== Segment start ==

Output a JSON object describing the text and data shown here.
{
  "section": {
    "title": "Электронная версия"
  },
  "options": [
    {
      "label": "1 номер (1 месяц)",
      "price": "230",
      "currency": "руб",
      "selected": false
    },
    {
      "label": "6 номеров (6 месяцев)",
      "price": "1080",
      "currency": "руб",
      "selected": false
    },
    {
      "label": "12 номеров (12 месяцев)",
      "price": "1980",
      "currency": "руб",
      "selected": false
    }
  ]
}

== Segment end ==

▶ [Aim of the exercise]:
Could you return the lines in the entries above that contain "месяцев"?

▶ [Answer for the task]:
      "label": "6 номеров (6 месяцев)",
      "label": "12 номеров (12 месяцев)",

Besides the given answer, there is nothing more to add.